Now, engineers at Singapore's Nanyang Technological University have figured out how to 3D-print a drone with the electronics it needs to fly already inside.
Philip Keane, a PhD student who works at the University's Centre for 3D Printing, has designed a quadcopter out of aerospace-grade materials that can almost fly out of the 3D printer that it's made in.
Surviving The Heat
“One of the toughest challenges was to find electronic components that could theoretically survive the high temperature printing process", Keane. "We had to add some heat-proofing modifications to the components to ensure they could last.”
His design takes about 14 hours to print, pausing three times in that process for electronic components to be placed within the chassis. At the end, only the motors and the propellers need to be added before the drone can fly.
Strong and Rugged
The material that Keane used to print the drone with is called - a high-strength, lightweight thermoplastic that's certified for use in commercial aircraft.
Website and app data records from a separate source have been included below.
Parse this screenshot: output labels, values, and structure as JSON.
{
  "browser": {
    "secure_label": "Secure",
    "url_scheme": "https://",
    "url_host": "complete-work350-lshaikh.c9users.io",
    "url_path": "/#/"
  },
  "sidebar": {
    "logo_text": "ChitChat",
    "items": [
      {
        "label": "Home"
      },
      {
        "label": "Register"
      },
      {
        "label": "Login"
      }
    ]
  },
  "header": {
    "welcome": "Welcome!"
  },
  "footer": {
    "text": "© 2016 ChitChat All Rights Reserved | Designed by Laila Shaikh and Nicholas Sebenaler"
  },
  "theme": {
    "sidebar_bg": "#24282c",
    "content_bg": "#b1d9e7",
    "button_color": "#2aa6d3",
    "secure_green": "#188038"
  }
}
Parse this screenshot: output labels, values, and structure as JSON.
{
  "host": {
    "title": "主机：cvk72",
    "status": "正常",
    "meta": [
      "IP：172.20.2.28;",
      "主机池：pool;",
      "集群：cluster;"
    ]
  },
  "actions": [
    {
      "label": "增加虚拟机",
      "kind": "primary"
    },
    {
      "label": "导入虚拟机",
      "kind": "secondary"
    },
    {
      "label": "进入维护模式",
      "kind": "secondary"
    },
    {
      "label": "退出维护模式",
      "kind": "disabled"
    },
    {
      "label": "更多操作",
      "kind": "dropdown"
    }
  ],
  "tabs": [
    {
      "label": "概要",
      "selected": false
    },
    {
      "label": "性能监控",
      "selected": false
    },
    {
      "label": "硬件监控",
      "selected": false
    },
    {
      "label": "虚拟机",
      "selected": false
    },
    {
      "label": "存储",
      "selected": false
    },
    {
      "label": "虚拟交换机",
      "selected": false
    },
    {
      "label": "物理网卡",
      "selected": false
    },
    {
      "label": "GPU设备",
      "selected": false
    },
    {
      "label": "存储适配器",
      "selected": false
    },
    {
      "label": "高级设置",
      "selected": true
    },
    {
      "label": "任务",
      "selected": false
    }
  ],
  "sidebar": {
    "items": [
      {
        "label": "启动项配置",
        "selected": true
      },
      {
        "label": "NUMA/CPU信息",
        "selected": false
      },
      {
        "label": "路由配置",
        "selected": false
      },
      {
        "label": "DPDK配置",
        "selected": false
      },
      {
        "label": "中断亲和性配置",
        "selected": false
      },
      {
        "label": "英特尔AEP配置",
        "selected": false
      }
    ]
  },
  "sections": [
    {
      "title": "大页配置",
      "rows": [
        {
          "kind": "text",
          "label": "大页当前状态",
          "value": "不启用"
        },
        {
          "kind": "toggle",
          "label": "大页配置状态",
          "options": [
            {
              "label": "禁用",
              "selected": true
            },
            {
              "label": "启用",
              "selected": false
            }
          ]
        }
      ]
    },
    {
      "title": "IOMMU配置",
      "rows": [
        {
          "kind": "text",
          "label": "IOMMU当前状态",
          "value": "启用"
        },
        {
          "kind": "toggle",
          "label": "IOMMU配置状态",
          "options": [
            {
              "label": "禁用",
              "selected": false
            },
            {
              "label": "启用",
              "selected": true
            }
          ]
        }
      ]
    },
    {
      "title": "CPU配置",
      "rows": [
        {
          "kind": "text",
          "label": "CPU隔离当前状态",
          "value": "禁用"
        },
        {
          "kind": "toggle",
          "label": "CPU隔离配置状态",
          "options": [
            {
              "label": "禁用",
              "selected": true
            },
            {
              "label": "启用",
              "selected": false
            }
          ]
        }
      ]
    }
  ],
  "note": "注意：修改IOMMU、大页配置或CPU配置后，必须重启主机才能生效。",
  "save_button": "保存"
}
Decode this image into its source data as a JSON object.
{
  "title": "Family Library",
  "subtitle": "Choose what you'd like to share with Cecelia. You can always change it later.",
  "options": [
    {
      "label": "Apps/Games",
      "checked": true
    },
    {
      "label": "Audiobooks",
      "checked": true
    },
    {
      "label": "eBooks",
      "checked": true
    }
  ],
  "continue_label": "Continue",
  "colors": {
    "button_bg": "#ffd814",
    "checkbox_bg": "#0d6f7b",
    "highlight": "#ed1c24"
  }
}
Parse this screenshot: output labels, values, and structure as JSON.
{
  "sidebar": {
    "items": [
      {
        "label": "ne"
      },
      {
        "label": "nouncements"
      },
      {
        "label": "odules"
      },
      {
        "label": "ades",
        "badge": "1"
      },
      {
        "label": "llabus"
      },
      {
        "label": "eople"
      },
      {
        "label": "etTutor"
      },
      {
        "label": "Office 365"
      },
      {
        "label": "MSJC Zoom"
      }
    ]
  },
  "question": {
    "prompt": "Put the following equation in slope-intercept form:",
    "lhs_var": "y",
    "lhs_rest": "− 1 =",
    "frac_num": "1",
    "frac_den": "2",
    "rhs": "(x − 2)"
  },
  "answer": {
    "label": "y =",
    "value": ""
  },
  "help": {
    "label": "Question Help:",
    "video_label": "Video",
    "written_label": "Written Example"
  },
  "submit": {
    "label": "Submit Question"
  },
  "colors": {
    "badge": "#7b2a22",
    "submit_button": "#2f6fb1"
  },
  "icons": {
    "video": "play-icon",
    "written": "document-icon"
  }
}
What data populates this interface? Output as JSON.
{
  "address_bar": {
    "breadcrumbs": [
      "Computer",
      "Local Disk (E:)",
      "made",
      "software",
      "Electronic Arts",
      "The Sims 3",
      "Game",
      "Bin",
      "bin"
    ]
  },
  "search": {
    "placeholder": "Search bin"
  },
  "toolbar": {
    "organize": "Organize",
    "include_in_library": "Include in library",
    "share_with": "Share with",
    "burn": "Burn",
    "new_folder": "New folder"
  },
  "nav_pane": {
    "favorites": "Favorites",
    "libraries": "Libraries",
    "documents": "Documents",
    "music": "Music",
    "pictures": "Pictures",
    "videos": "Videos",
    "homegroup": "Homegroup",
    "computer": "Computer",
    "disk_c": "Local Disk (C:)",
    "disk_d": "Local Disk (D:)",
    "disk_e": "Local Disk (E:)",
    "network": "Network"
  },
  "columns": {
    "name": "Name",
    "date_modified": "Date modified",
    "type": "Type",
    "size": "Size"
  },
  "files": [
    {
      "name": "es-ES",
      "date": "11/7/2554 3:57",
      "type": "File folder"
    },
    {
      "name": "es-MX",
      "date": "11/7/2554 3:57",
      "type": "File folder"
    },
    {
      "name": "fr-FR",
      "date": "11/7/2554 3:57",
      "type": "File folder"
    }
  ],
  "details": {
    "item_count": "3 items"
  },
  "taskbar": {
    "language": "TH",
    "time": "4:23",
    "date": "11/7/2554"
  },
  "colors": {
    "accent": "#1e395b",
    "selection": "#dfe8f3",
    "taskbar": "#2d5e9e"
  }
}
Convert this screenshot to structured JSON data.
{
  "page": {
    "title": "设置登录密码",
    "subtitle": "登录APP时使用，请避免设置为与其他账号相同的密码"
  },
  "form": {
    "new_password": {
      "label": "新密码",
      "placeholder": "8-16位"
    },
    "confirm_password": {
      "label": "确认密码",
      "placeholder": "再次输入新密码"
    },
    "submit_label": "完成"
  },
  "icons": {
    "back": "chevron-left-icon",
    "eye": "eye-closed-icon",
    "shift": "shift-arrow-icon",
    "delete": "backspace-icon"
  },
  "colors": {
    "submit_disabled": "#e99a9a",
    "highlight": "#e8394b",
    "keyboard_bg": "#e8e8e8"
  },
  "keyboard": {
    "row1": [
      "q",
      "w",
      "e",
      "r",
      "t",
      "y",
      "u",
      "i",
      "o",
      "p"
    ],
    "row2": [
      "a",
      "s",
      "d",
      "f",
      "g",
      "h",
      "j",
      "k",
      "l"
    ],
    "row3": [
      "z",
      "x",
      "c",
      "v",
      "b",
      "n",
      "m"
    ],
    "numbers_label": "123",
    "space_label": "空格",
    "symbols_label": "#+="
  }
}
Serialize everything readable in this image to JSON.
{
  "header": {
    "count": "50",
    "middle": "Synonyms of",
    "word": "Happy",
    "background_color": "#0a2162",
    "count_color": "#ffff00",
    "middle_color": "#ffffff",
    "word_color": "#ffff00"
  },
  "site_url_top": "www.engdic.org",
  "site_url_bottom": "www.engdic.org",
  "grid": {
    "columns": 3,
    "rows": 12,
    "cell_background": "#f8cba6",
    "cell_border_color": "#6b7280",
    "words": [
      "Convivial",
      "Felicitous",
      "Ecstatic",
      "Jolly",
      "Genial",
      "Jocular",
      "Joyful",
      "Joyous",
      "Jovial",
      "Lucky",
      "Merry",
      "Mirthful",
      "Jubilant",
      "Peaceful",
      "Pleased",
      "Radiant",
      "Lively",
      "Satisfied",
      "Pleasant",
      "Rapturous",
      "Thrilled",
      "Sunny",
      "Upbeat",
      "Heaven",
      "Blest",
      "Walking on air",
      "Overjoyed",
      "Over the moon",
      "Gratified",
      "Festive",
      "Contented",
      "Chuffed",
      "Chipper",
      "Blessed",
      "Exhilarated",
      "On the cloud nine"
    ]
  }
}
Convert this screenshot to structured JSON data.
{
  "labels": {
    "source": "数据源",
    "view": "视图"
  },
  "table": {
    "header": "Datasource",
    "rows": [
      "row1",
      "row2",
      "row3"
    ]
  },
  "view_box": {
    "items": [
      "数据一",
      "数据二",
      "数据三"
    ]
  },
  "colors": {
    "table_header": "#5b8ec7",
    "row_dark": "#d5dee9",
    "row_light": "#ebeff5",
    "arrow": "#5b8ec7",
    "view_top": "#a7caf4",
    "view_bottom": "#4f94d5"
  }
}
As a result, Keane says, the drone is strong and extremely rugged - capable of lifting over 60kg of weight.
Now the production process has been defined, Keane's next goal is reducing the weight of the drone itself, making it more durable and improving its flight dynamics.